15 May 2015Raising the bar on gymnasts' expectations
When young Liverpudlian gymnast Beth Tweddle qualified for her first apparatus final alongside many of the usual eastern bloc suspects at the 2002 European championships, she felt horribly out of place. Then, on the uneven bars, she promptly won a bronze medal.
A decade later, Tweddle's swansong came at her home Olympics in London, an expectant nation hanging off the Team GB veteran's every swing and release on her pet event. The result, after a small step backwards on dismount, was bronze again, her first at Olympic level, as Tweddle achieved what Australia collectively has not: a podium finish in artistic gymnastics on the biggest stage.
"For me it was the icing on the cake; I finally got that medal that had eluded me," said Tweddle, 30, who finished fourth in Beijing in 2008, and also ended her career with three world championship, one Commonwealth and six European titles despite multiple leg injuries along the way.

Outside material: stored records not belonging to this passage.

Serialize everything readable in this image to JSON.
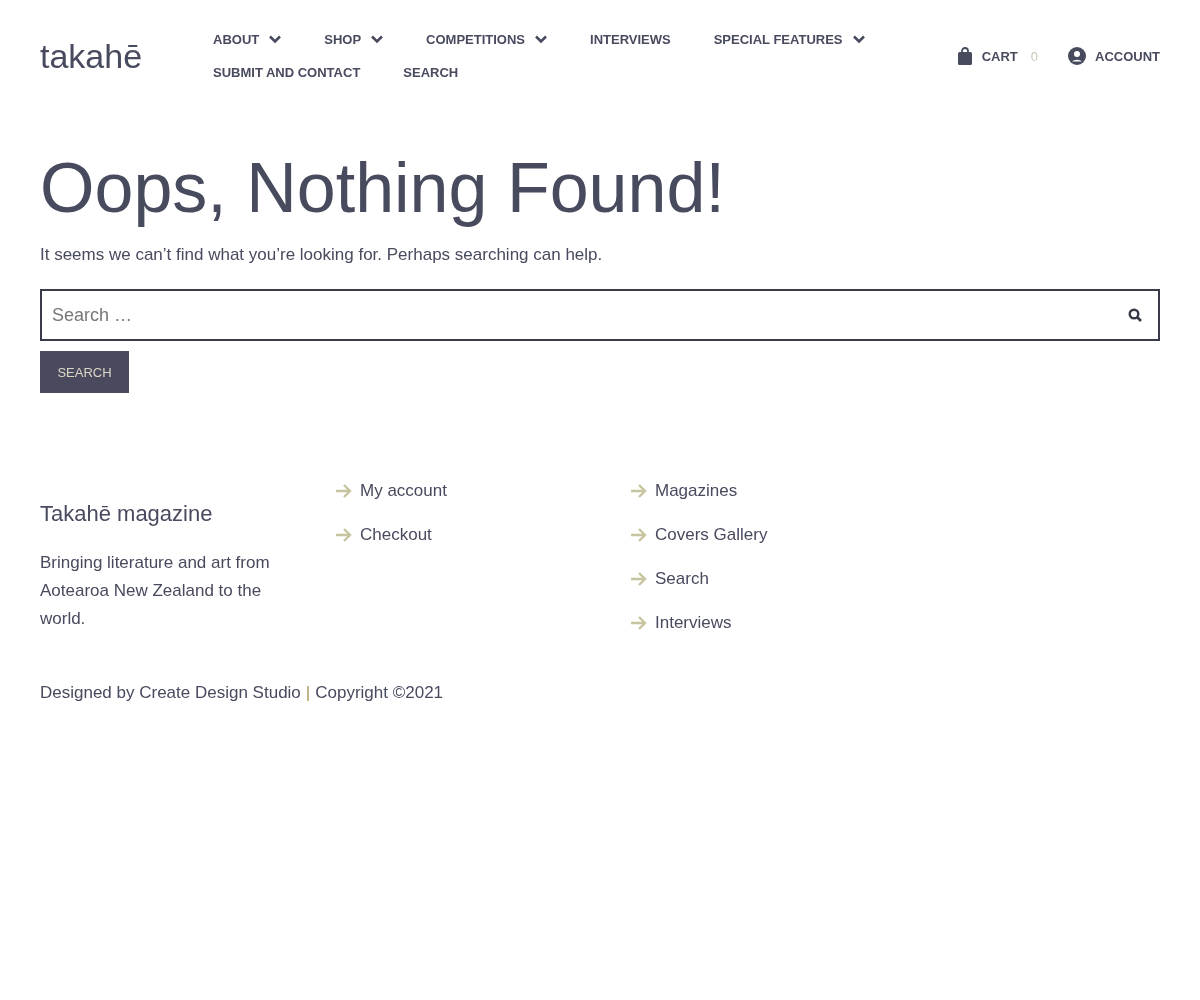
{
  "logo": "takahē",
  "nav": [
    {
      "label": "ABOUT",
      "has_submenu": true
    },
    {
      "label": "SHOP",
      "has_submenu": true
    },
    {
      "label": "COMPETITIONS",
      "has_submenu": true
    },
    {
      "label": "INTERVIEWS",
      "has_submenu": false
    },
    {
      "label": "SPECIAL FEATURES",
      "has_submenu": true
    },
    {
      "label": "SUBMIT AND CONTACT",
      "has_submenu": false
    },
    {
      "label": "SEARCH",
      "has_submenu": false
    }
  ],
  "cart": {
    "label": "CART",
    "count": "0"
  },
  "account": {
    "label": "ACCOUNT"
  },
  "heading": "Oops, Nothing Found!",
  "message": "It seems we can’t find what you’re looking for. Perhaps searching can help.",
  "search": {
    "placeholder": "Search …",
    "button": "SEARCH"
  },
  "footer": {
    "title": "Takahē magazine",
    "about": "Bringing literature and art from Aotearoa New Zealand to the world.",
    "links_1": [
      "My account",
      "Checkout"
    ],
    "links_2": [
      "Magazines",
      "Covers Gallery",
      "Search",
      "Interviews"
    ],
    "credit": "Designed by Create Design Studio",
    "separator": "|",
    "copyright": "Copyright ©2021"
  }
}
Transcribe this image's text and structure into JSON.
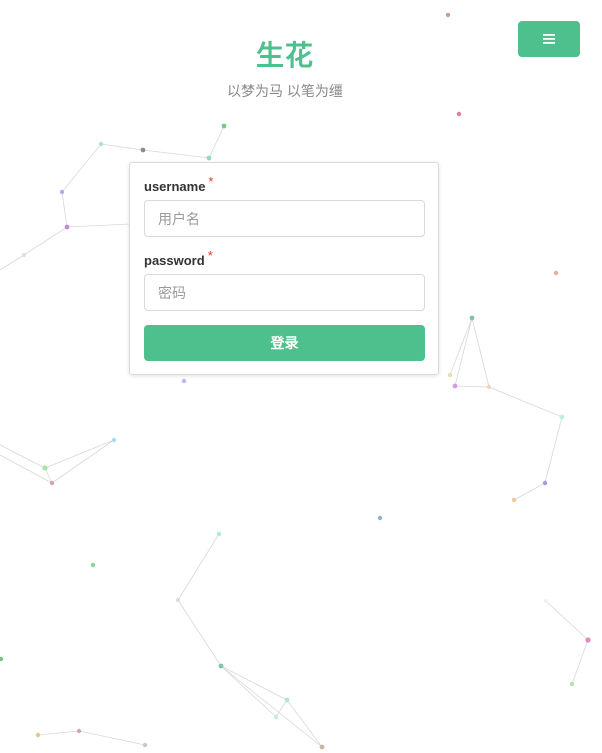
{
  "header": {
    "title": "生花",
    "subtitle": "以梦为马 以笔为缰",
    "menu_icon": "hamburger-icon"
  },
  "login": {
    "username_label": "username",
    "username_placeholder": "用户名",
    "username_value": "",
    "password_label": "password",
    "password_placeholder": "密码",
    "password_value": "",
    "required_mark": "*",
    "submit_label": "登录"
  },
  "colors": {
    "accent": "#4ec08d",
    "required": "#e53935",
    "subtitle": "#888888"
  }
}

"Anyone who'd watched gymnastics over the years kind of knew what my journey was, but they profiled a lot of athletes leading up to the Olympics on home soil, so obviously a lot of people realised what I'd gone through to achieve that dream. My profile definitely went up, and now I'm hopefully using that to encourage younger gymnasts and younger people to get involved in our sport."
That, primarily, is at home in Merseyside, where she has helped to establish a centre catering for about 1000 under 12s - most with no greater ambition than to have fun bouncing around for an hour or two each week. More recently, she has been spreading the word in Melbourne, including to an audience of about 80 gymnasts, parents and coaches during a Q & A session at the high-performance centre in Prahran, after addressing a women-in-sport breakfast at the MCG.
"The one thing that I really want to get across to the gymnasts is they don't have to achieve things overnight, don't feel that you need to get everything tonight, yesterday, and have the results tomorrow," Tweddle says. "Gymnastics is a sport where you can't just produce results overnight, so you have to target them young and instil in them that belief that medals can be achieved.
"I was a little British kid that turned up to a European championships and I was in a final with all the Russians and Romanians, and I felt quite out of my depth. But then you kind of realise that, actually, you've worked hard and you've achieved that final place, and then you can keep building on that success.
"You've got so much potential in Australia, and you can see so much enthusiasm from the gymnasts and the coaches, and it just takes time. Our program very much changed back in 1992; we brought in a Romanian coach and he kind of changed the philosophy and the way that British gymnastics worked, yet it still took from 1992 to 2002 for a medal to come through, and then for the next eight-10 years it was only myself.
"It's only more recently that the whole of British gymnastics is picking up medals overall, so it just takes time, and obviously you've had individual success, you had team success in 2003 [with world championship team bronze] and then you've more recently had Lauren [Mitchell, the 2010 world champion on floor]. Lauren's had a few injuries, but I know she's on the way back up now."
Indeed, Mitchell, recently committed to trying for a third Olympics next year in Rio, ankle injuries having forced her 11th-hour withdrawal from the 2014 world championships in China to leave a sense of personal business unfinished. Team-wise, automatic Olympic qualification requires a top-eight result in the Glasgow world championships in October, Australia having finished sixth in Beijing and a disappointing 11th in London.
Next week, Melbourne hosts the national titles at Melbourne's Hisense Arena, with Mitchell the biggest name and Larrissa Miller, Georgia-Rose Brown, and Emma Nedov also competing. Tweddle, meanwhile, has been and gone, having noted with approval that more countries are becoming competitive at the elite level of this demanding sport and that more women - Mitchell will be 25 next year - are continuing in it for longer.
"When I started gymnastics it was all about the Russians, Romanians, China, whereas now when you look at the spread of countries that are making finals, picking up medals, it's very different. There's a lot more sort-of Western countries coming through, and it is great to see," she says.
"And it used to be known that you retired by the time you were 20, that you go to one Olympics and that's kind of it, whereas you can see, quite a few gymnasts who have been to two, three Olympics, may be pushing for their fourth. The age is very different. It's not your 16, 17-year-olds; you've got girls competing into their 20s."
Mitchell had planned to exit after last year's Commonwealth Games, where she won two silver medals, before deciding to continue onto the world championships in China in October, only to suffer twin ankle injuries just two days before competition. After an extended rehabilitation that kept her least-sore foot in the door she will, like Tweddle, chase the Olympic medal that has escaped her in two previous Games..
"I still haven't fully committed to Rio in my mind, yet, I don't think, but there's a lot of little stepping stones on the way there," Mitchell says. "An Olympic medal is the one that I'm missing, so if I can achieve that, then that would be amazing."